[SYDNEY] The Australian dollar was lying near 11-year lows on Thursday as the nation's exposure to global trade and tourism flows made it the whipping boy for investors hedging coronavirus risks.
News that the United States might have the first case of community spread Covid-19 combined with the rapid spread of the disease in South Korea slugged stock markets anew on Thursday and shoved local bond yields toward all-time lows.
That left the Aussie downtrodden at US$0.6554, having shed 0.9 per cent overnight to a fresh 11-year trough of US$0.6542. There was now little in the way of chart support until a US$0.6280 low from March 2009.
The New Zealand dollar likewise slipped to its lowest since October at US$0.6284 and looked set to test support around US$0.6240.
"We continue to believe AUD/USD can test US$0.6500 in the near term because of concerns the coronavirus will slow the global economy," said Joseph Capurso, a senior currency strategist at CBA. "Pricing for RBA rate cuts is also bearing down on AUD."
Investors have aggressively ramped up bets on policy easing in recent days, both in Australia and across the globe.
Most still doubt the Reserve Bank of Australia (RBA) would ease at its policy meeting next week given it had only recently argued for a period of stability and it was far too soon to gauge the full impact of the virus domestically.
Yet the implied probability of a cut to 0.5 per cent in April has steadily grown to 40 per cent, while a move in May is put at 68 per cent. June is almost fully priced in and the chance of a further cut to 0.25 per cent is priced as a 50-50 bet.
Australian government bond futures have been rallying for more than a week lifting the three-year bond contract to 99.425, not far from the record top of 99.460.

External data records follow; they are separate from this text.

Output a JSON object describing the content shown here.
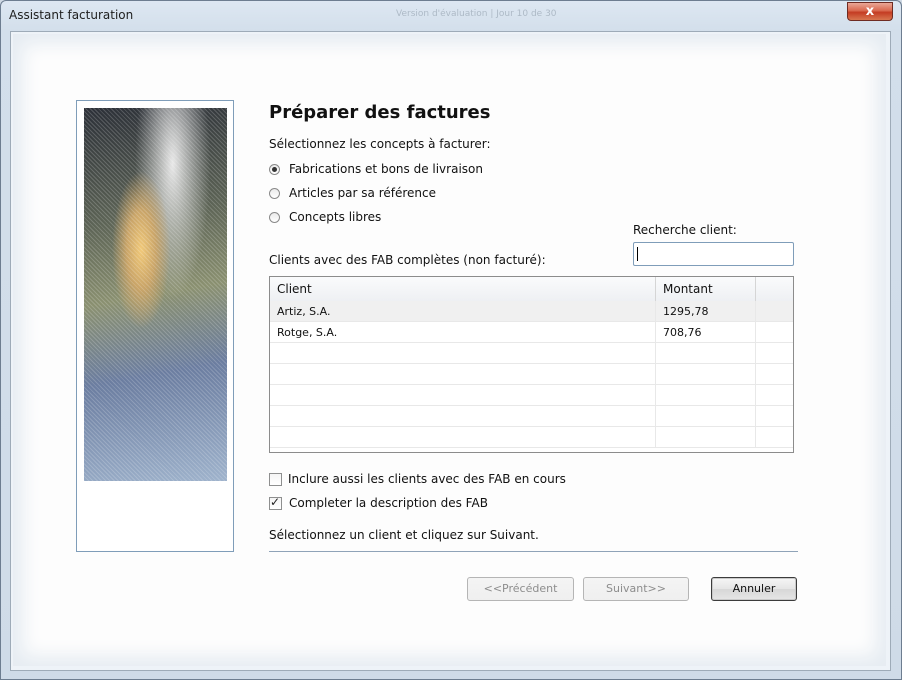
{
  "window": {
    "title": "Assistant facturation",
    "title_center": "Version d'évaluation | Jour 10 de 30",
    "close_label": "x"
  },
  "heading": "Préparer des factures",
  "concepts": {
    "prompt": "Sélectionnez les concepts à facturer:",
    "options": [
      {
        "label": "Fabrications et bons de livraison",
        "checked": true
      },
      {
        "label": "Articles par sa référence",
        "checked": false
      },
      {
        "label": "Concepts libres",
        "checked": false
      }
    ]
  },
  "search": {
    "label": "Recherche client:",
    "value": ""
  },
  "clients": {
    "label": "Clients avec des FAB complètes (non facturé):",
    "columns": [
      "Client",
      "Montant"
    ],
    "rows": [
      {
        "client": "Artiz, S.A.",
        "montant": "1295,78",
        "selected": true
      },
      {
        "client": "Rotge, S.A.",
        "montant": "708,76",
        "selected": false
      }
    ]
  },
  "options": {
    "include_in_progress": {
      "label": "Inclure aussi les clients avec des FAB en cours",
      "checked": false
    },
    "complete_description": {
      "label": "Completer la description des FAB",
      "checked": true
    }
  },
  "instruction": "Sélectionnez un client et cliquez sur Suivant.",
  "buttons": {
    "previous": {
      "label": "<<Précédent",
      "enabled": false
    },
    "next": {
      "label": "Suivant>>",
      "enabled": false
    },
    "cancel": {
      "label": "Annuler",
      "enabled": true
    }
  },
  "colors": {
    "title_bar": "#dde7f2",
    "close_button": "#c43c23",
    "border_accent": "#7f9db9"
  }
}
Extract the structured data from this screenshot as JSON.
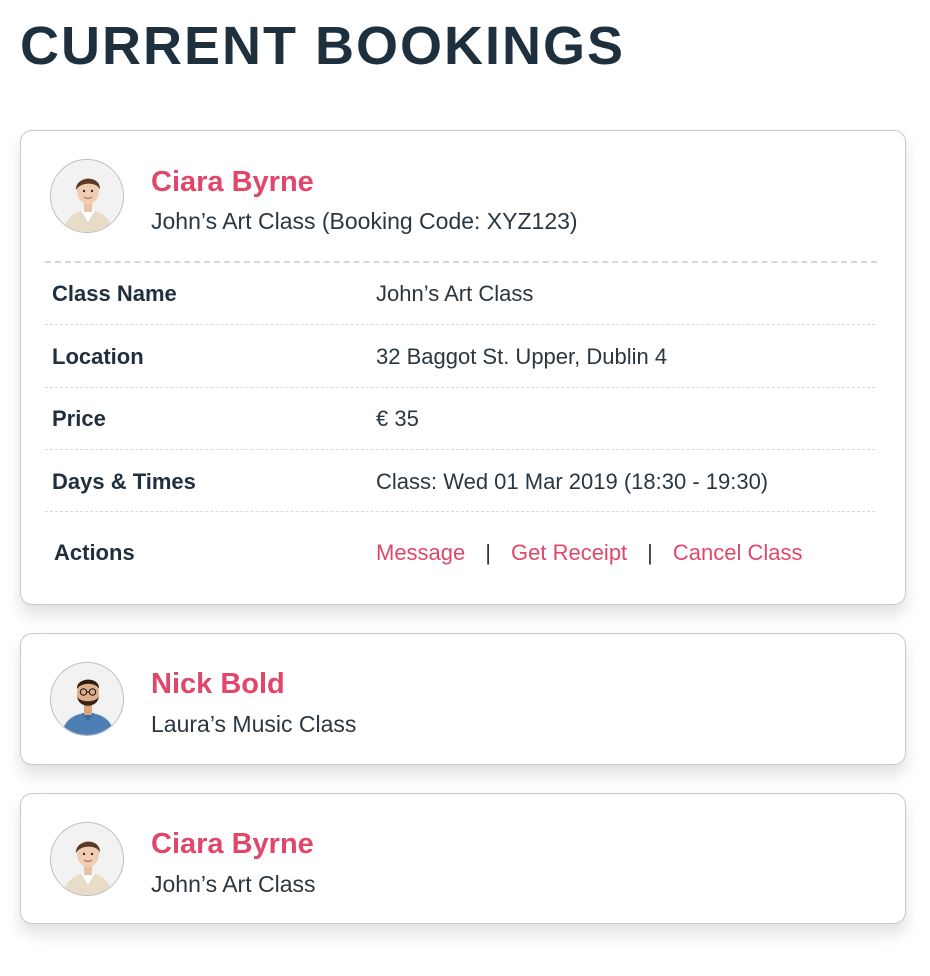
{
  "page": {
    "title": "CURRENT BOOKINGS"
  },
  "bookings": [
    {
      "name": "Ciara Byrne",
      "subtitle": "John’s Art Class (Booking Code: XYZ123)",
      "avatar_icon": "woman-portrait-icon",
      "details": [
        {
          "label": "Class Name",
          "value": "John’s Art Class"
        },
        {
          "label": "Location",
          "value": "32 Baggot St. Upper, Dublin 4"
        },
        {
          "label": "Price",
          "value": "€ 35"
        },
        {
          "label": "Days & Times",
          "value": "Class: Wed 01 Mar 2019 (18:30 - 19:30)"
        }
      ],
      "actions_label": "Actions",
      "actions": [
        {
          "label": "Message"
        },
        {
          "label": "Get Receipt"
        },
        {
          "label": "Cancel Class"
        }
      ],
      "separator": "|"
    },
    {
      "name": "Nick Bold",
      "subtitle": "Laura’s Music Class",
      "avatar_icon": "man-portrait-icon"
    },
    {
      "name": "Ciara Byrne",
      "subtitle": "John’s Art Class",
      "avatar_icon": "woman-portrait-icon"
    }
  ],
  "colors": {
    "accent": "#e0476a",
    "title": "#1e2f3e",
    "text": "#2a3640"
  }
}
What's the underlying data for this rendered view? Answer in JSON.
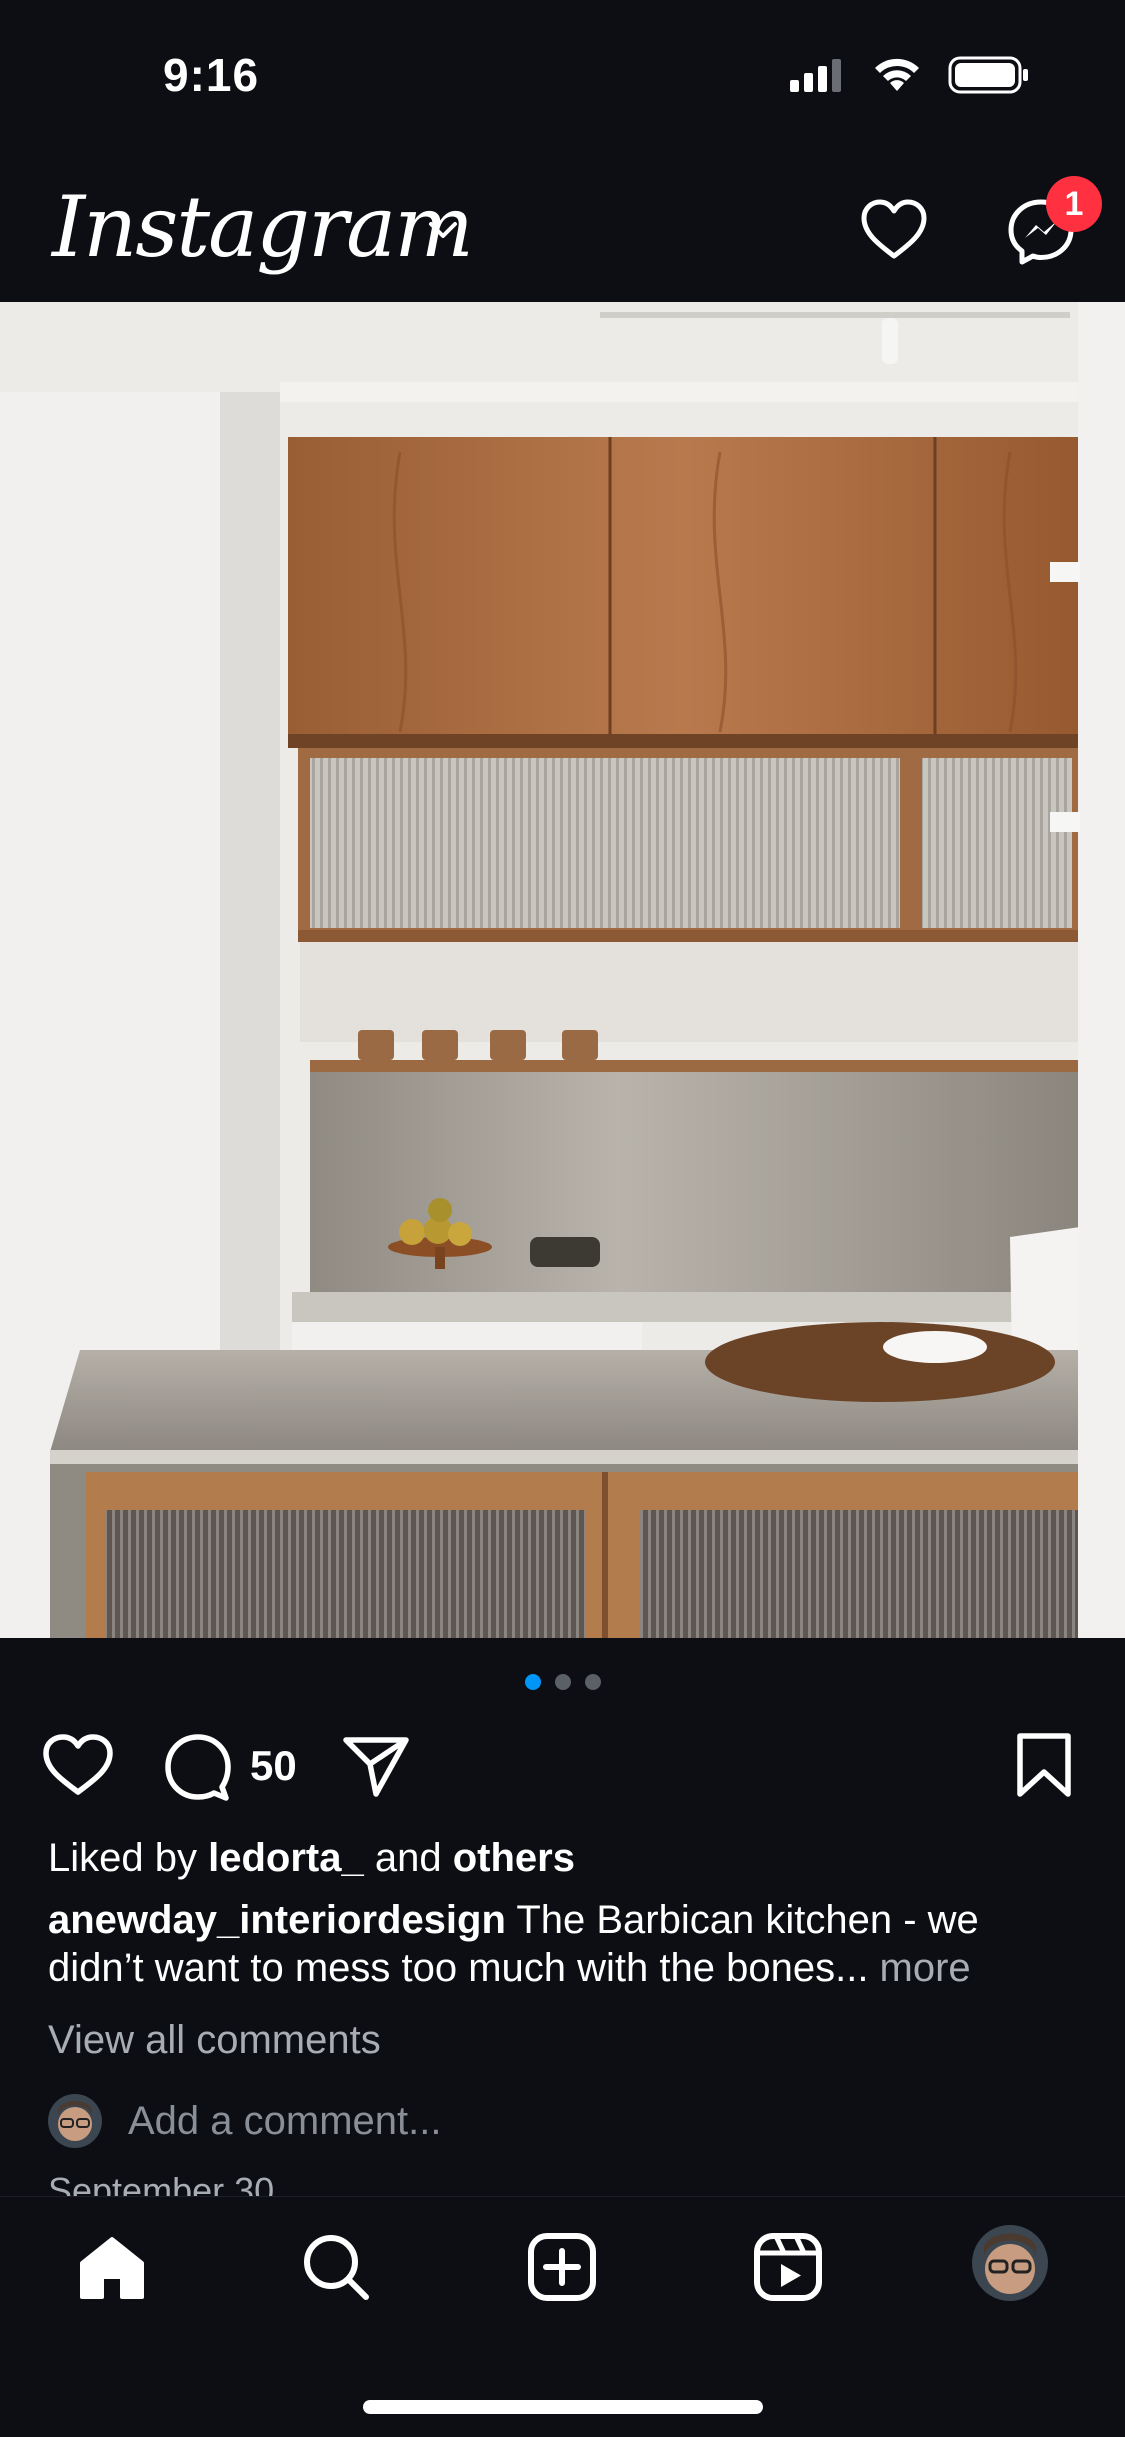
{
  "status_bar": {
    "time": "9:16"
  },
  "header": {
    "logo": "Instagram",
    "notification_badge": "1",
    "icons": [
      "chevron-down-icon",
      "heart-icon",
      "messenger-icon"
    ]
  },
  "post": {
    "image_icon": "kitchen-photo",
    "carousel": {
      "count": 3,
      "active_index": 0
    },
    "comment_count": "50",
    "liked_by_prefix": "Liked by ",
    "liked_by_user": "ledorta_",
    "liked_by_and": " and ",
    "liked_by_others": "others",
    "caption_user": "anewday_interiordesign",
    "caption_text": " The Barbican kitchen - we didn’t want to mess too much with the bones... ",
    "caption_more": "more",
    "view_comments": "View all comments",
    "add_comment_placeholder": "Add a comment...",
    "date": "September 30"
  },
  "tab_bar": {
    "items": [
      "home-icon",
      "search-icon",
      "create-icon",
      "reels-icon",
      "profile-avatar"
    ]
  },
  "colors": {
    "background": "#0c0e14",
    "badge": "#ff3040",
    "active_dot": "#0095f6",
    "secondary_text": "#a8acb3"
  }
}
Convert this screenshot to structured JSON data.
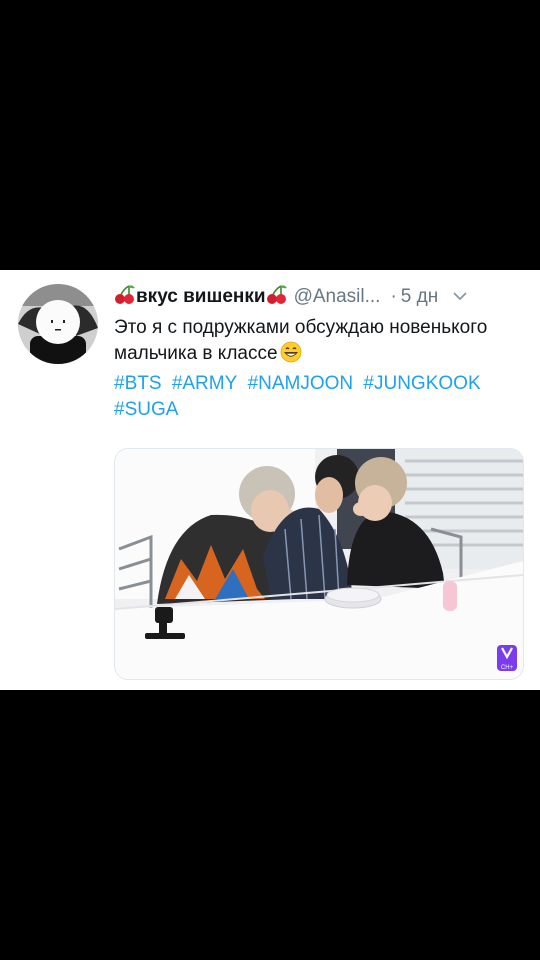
{
  "tweet": {
    "display_name": "вкус вишенки",
    "handle": "@Anasil...",
    "separator": "·",
    "time": "5 дн",
    "text": "Это я с подружками обсуждаю новенького мальчика в классе",
    "hashtags": [
      "#BTS",
      "#ARMY",
      "#NAMJOON",
      "#JUNGKOOK",
      "#SUGA"
    ]
  },
  "media": {
    "watermark_label": "CH+"
  },
  "colors": {
    "link": "#1da1f2",
    "secondary": "#657786",
    "primary_text": "#14171a",
    "background": "#000000"
  },
  "icons": [
    "cherry-emoji-icon",
    "grin-emoji-icon",
    "chevron-down-icon",
    "vlive-logo-icon"
  ]
}
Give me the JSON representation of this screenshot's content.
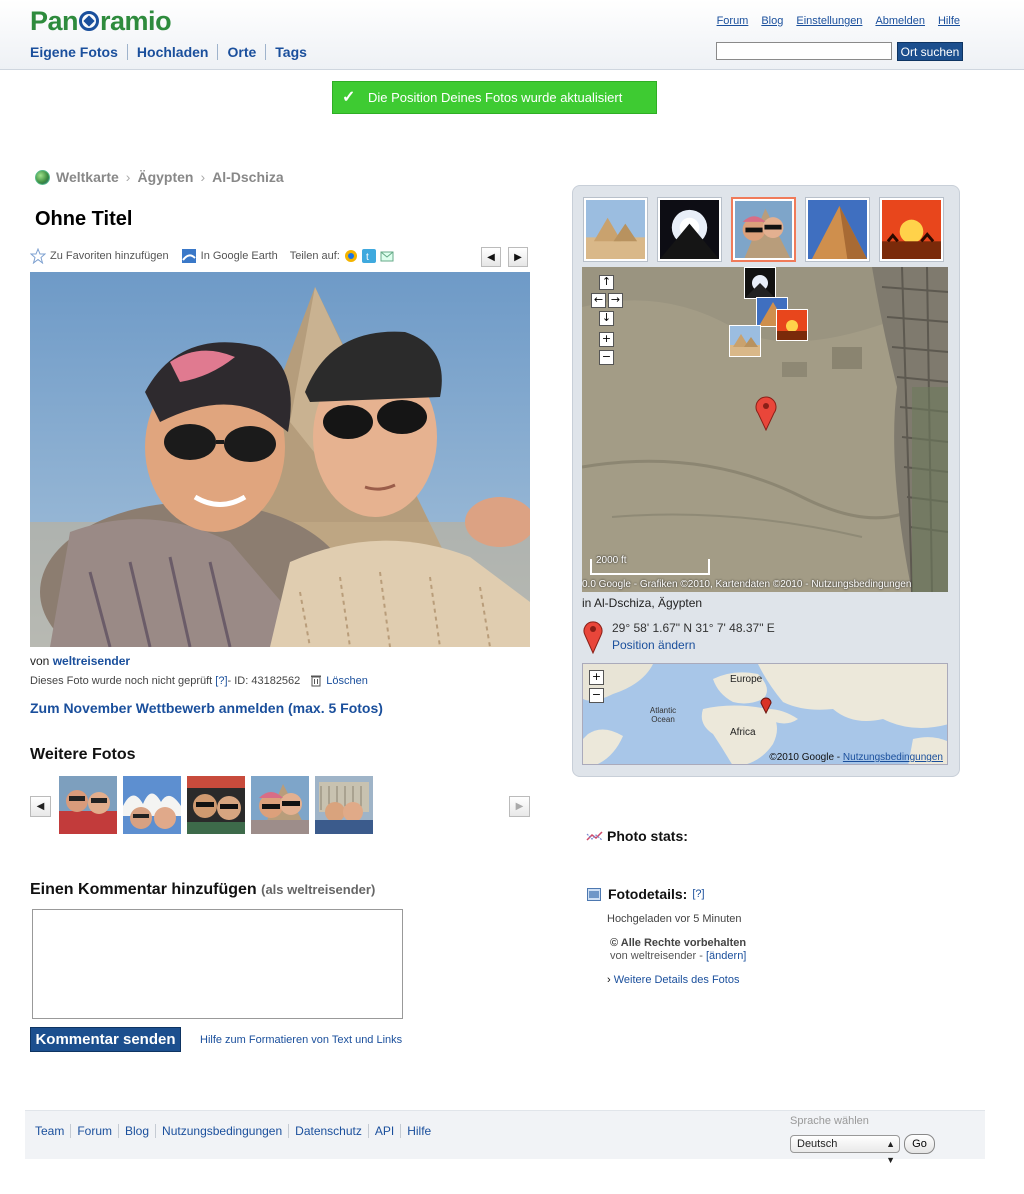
{
  "header": {
    "logo": "Panoramio",
    "nav": [
      "Eigene Fotos",
      "Hochladen",
      "Orte",
      "Tags"
    ],
    "top_links": [
      "Forum",
      "Blog",
      "Einstellungen",
      "Abmelden",
      "Hilfe"
    ],
    "search_value": "",
    "search_button": "Ort suchen"
  },
  "notice": "Die Position Deines Fotos wurde aktualisiert",
  "breadcrumb": [
    "Weltkarte",
    "Ägypten",
    "Al-Dschiza"
  ],
  "photo": {
    "title": "Ohne Titel",
    "actions": {
      "favorite": "Zu Favoriten hinzufügen",
      "earth": "In Google Earth",
      "share": "Teilen auf:"
    },
    "by_prefix": "von",
    "author": "weltreisender",
    "status": "Dieses Foto wurde noch nicht geprüft",
    "help": "[?]",
    "id_text": " - ID: 43182562",
    "delete": "Löschen",
    "contest": "Zum November Wettbewerb anmelden (max. 5 Fotos)"
  },
  "more_photos": {
    "title": "Weitere Fotos"
  },
  "comment": {
    "title": "Einen Kommentar hinzufügen",
    "as_user": "(als weltreisender)",
    "value": "",
    "submit": "Kommentar senden",
    "format_help": "Hilfe zum Formatieren von Text und Links"
  },
  "map": {
    "scale_label": "2000 ft",
    "attribution": "0.0 Google - Grafiken ©2010, Kartendaten ©2010 - Nutzungsbedingungen",
    "location": "in Al-Dschiza, Ägypten",
    "coords": "29° 58' 1.67\" N  31° 7' 48.37\" E",
    "change_position": "Position ändern",
    "world_labels": [
      "Europe",
      "Atlantic Ocean",
      "Africa"
    ],
    "world_attribution": "©2010 Google - ",
    "world_terms": "Nutzungsbedingungen"
  },
  "stats": {
    "title": "Photo stats:"
  },
  "details": {
    "title": "Fotodetails:",
    "help": "[?]",
    "uploaded": "Hochgeladen vor 5 Minuten",
    "rights": "© Alle Rechte vorbehalten",
    "by": "von weltreisender - ",
    "change": "[ändern]",
    "more": "Weitere Details des Fotos"
  },
  "footer": {
    "links": [
      "Team",
      "Forum",
      "Blog",
      "Nutzungsbedingungen",
      "Datenschutz",
      "API",
      "Hilfe"
    ],
    "lang_label": "Sprache wählen",
    "lang_value": "Deutsch",
    "go": "Go"
  },
  "colors": {
    "brand_green": "#2e8b3d",
    "link_blue": "#1a4f9c",
    "notice_green": "#3ecb32",
    "button_blue": "#1c4f8e"
  }
}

The 10-year contract added another 4 ticks on Thursday to reach 99.1250, implying a yield of 0.8750 per cent.
Domestic data again underlined how vulnerable the economy was even before the virus hit. Business investment fell 2.8 per cent in the December quarter, when analysts had looked for a rise of around 0.4 per cent.
The news from New Zealand was also sobering with business confidence dropping in January.
The country's finance minister said the government might need to step in with immediate fiscal stimulus if the virus outbreak became a global pandemic and tipped the global economy into recession.
All of which has led the market to price in a greater risk of a rate cut from the Reserve Bank of New Zealand (RBNZ) even though it removed an easing bias earlier this month, saying the economy was "in a good place".
Markets imply a 60 per cent probability of an easing by May, and are fully priced for a quarter-point cut by August.